** ACTION ITEM **
Restate every entry word for word.

** RECORDS SUPPLIED **
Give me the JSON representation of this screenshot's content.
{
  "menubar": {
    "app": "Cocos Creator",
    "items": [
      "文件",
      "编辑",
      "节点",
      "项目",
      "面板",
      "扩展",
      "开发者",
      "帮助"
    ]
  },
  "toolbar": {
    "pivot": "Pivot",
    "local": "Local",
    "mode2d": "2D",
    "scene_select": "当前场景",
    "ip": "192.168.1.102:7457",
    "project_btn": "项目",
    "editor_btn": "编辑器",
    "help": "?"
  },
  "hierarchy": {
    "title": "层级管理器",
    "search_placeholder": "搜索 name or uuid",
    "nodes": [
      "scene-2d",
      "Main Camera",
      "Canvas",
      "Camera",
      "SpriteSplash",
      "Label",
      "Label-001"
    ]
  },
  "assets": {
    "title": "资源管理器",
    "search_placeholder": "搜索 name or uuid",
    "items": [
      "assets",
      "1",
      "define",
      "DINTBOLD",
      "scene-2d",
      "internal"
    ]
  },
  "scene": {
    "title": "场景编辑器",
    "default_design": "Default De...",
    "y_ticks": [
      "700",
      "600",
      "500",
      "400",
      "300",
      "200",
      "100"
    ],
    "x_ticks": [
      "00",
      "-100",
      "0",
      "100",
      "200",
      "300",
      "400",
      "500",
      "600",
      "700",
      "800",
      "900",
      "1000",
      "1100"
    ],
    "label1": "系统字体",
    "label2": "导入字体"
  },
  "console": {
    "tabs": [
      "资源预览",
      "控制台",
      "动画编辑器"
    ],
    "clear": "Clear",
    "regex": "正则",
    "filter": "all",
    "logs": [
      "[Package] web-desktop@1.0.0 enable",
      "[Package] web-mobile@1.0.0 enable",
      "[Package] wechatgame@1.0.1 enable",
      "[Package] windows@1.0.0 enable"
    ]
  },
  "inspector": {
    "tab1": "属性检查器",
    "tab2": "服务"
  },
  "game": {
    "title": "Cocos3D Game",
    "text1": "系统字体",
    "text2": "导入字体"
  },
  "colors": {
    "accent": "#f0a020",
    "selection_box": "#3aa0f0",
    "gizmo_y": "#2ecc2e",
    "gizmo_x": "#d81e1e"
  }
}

** FINISHED TASK **
Give me the JSON representation of this screenshot's content.
{
  "menubar": {
    "app": "Cocos Creator",
    "items": [
      "文件",
      "编辑",
      "节点",
      "项目",
      "面板",
      "扩展",
      "开发者",
      "帮助"
    ]
  },
  "toolbar": {
    "pivot": "Pivot",
    "local": "Local",
    "mode2d": "2D",
    "scene_select": "当前场景",
    "ip": "192.168.1.102:7457",
    "project_btn": "项目",
    "editor_btn": "编辑器",
    "help": "?"
  },
  "hierarchy": {
    "title": "层级管理器",
    "search_placeholder": "搜索 name or uuid",
    "nodes": [
      "scene-2d",
      "Main Camera",
      "Canvas",
      "Camera",
      "SpriteSplash",
      "Label",
      "Label-001"
    ]
  },
  "assets": {
    "title": "资源管理器",
    "search_placeholder": "搜索 name or uuid",
    "items": [
      "assets",
      "1",
      "define",
      "DINTBOLD",
      "scene-2d",
      "internal"
    ]
  },
  "scene": {
    "title": "场景编辑器",
    "default_design": "Default De...",
    "y_ticks": [
      "700",
      "600",
      "500",
      "400",
      "300",
      "200",
      "100"
    ],
    "x_ticks": [
      "00",
      "-100",
      "0",
      "100",
      "200",
      "300",
      "400",
      "500",
      "600",
      "700",
      "800",
      "900",
      "1000",
      "1100"
    ],
    "label1": "系统字体",
    "label2": "导入字体"
  },
  "console": {
    "tabs": [
      "资源预览",
      "控制台",
      "动画编辑器"
    ],
    "clear": "Clear",
    "regex": "正则",
    "filter": "all",
    "logs": [
      "[Package] web-desktop@1.0.0 enable",
      "[Package] web-mobile@1.0.0 enable",
      "[Package] wechatgame@1.0.1 enable",
      "[Package] windows@1.0.0 enable"
    ]
  },
  "inspector": {
    "tab1": "属性检查器",
    "tab2": "服务"
  },
  "game": {
    "title": "Cocos3D Game",
    "text1": "系统字体",
    "text2": "导入字体"
  },
  "colors": {
    "accent": "#f0a020",
    "selection_box": "#3aa0f0",
    "gizmo_y": "#2ecc2e",
    "gizmo_x": "#d81e1e"
  }
}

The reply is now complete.